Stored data
◆ ◆ ◆ ◆

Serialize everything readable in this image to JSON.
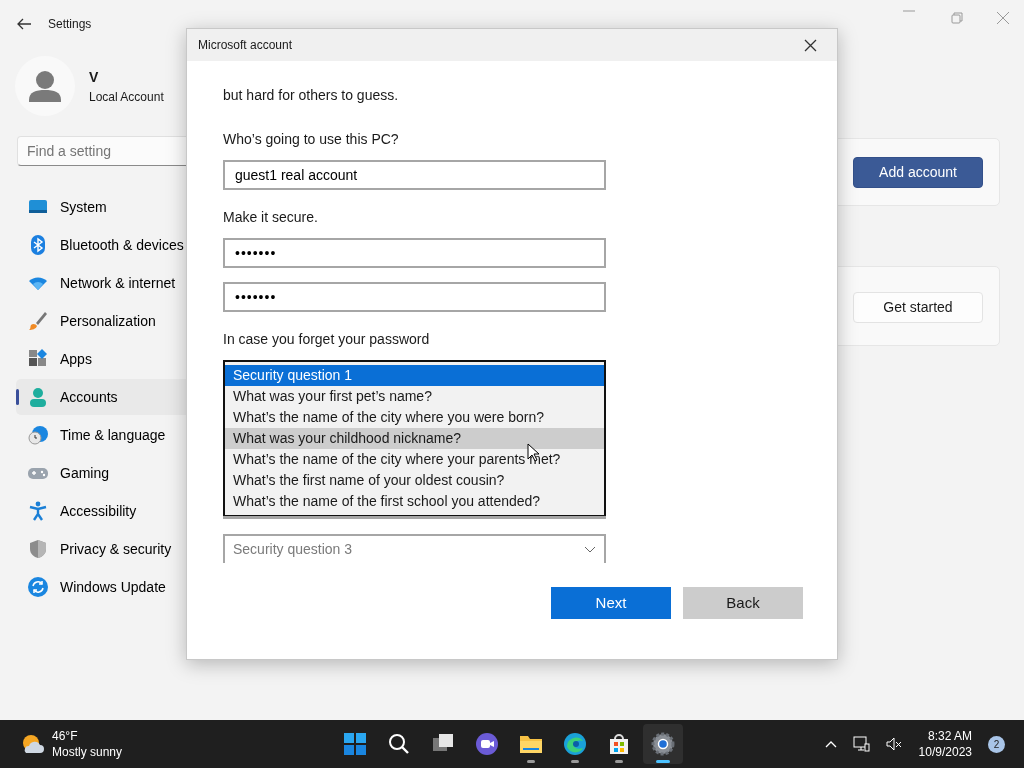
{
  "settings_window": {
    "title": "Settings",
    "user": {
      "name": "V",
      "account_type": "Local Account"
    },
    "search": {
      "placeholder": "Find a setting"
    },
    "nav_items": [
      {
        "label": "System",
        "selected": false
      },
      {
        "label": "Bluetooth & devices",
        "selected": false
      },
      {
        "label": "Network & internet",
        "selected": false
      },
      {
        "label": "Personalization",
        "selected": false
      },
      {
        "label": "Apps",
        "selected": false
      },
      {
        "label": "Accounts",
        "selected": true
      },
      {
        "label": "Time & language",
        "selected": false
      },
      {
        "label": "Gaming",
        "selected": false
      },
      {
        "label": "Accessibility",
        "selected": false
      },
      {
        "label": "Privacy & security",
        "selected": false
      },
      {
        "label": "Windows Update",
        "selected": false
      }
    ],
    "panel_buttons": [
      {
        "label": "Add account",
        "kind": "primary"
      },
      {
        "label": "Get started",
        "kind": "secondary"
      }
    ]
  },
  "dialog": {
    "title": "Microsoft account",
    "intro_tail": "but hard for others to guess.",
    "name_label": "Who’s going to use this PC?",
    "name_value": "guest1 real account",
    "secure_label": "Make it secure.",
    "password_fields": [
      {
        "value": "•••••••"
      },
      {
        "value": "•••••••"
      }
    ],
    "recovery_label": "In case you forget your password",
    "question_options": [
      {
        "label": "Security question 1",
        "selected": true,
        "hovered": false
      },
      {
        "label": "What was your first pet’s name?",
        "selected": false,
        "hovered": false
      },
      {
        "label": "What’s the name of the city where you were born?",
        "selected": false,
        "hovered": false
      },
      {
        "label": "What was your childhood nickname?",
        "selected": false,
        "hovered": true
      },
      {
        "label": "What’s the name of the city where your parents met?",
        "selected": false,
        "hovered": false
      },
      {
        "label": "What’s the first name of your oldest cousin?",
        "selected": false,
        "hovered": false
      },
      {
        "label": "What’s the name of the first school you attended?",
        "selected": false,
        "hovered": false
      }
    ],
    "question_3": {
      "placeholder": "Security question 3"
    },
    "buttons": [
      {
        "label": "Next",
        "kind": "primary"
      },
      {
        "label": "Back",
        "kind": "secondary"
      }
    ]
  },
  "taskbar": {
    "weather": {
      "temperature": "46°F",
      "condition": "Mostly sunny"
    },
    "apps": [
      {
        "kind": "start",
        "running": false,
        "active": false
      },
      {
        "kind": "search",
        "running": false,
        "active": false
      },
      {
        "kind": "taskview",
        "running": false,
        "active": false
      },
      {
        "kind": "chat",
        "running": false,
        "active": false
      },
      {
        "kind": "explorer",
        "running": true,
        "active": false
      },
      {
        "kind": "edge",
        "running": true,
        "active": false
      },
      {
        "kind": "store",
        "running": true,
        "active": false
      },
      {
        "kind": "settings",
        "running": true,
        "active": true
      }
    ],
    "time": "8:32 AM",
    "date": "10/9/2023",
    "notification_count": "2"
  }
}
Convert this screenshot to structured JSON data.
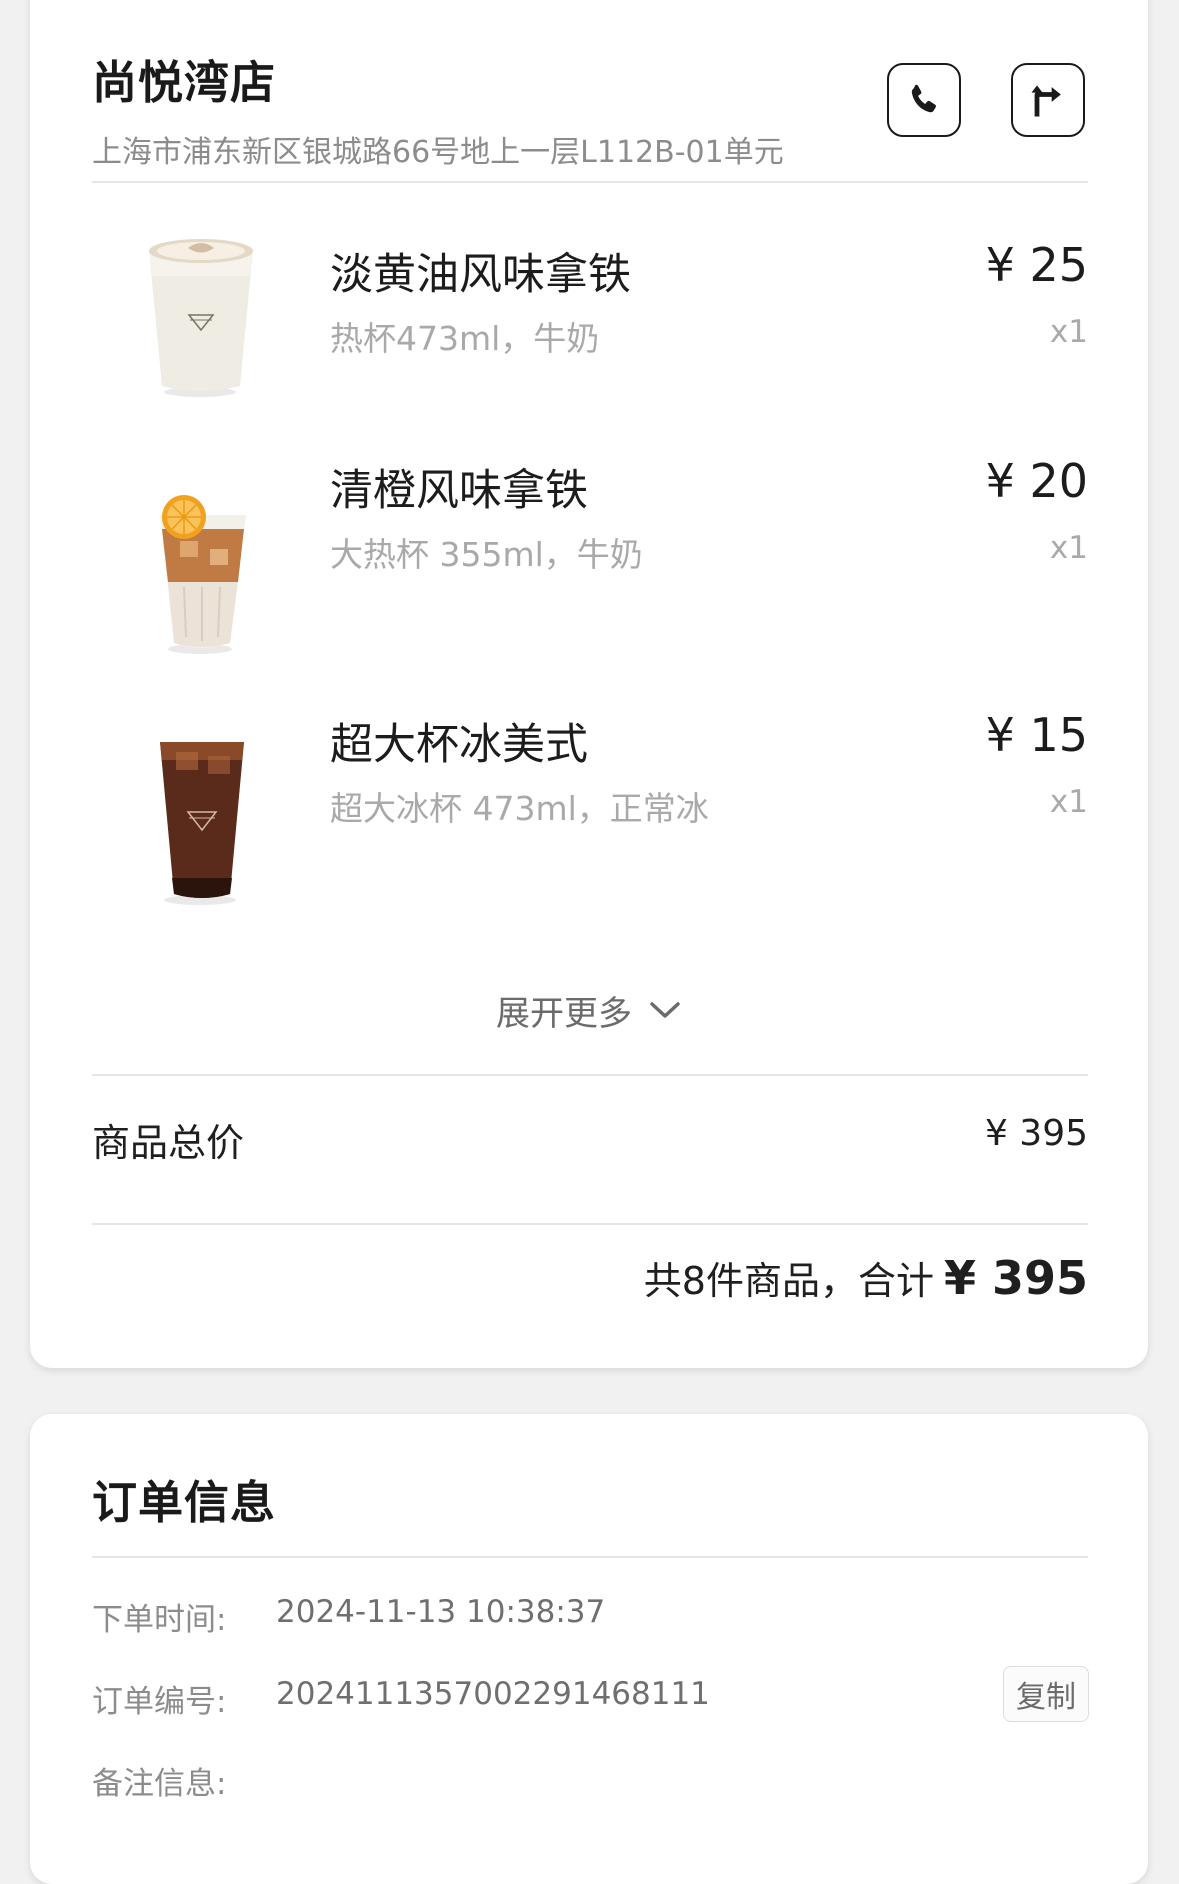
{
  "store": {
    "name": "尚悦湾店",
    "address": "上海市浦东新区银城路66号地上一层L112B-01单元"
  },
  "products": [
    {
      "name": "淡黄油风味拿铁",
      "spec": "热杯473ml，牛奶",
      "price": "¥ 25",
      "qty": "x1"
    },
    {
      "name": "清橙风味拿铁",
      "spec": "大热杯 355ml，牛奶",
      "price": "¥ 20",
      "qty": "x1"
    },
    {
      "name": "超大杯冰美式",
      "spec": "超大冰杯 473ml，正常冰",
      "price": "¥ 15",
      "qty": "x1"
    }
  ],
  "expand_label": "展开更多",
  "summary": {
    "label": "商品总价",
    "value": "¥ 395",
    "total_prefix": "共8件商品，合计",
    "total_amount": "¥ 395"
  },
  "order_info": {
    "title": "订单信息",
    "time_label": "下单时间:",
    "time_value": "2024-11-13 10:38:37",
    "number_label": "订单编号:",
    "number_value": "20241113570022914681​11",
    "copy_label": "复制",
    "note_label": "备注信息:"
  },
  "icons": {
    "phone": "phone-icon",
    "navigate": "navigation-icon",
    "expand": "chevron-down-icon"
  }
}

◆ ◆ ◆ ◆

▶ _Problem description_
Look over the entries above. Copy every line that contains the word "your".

▶ _Result of the exercise_
    "recovery_label": "In case you forget your password",
        "label": "What was your first pet’s name?",
        "label": "What was your childhood nickname?",
        "label": "What’s the name of the city where your parents met?",
        "label": "What’s the first name of your oldest cousin?",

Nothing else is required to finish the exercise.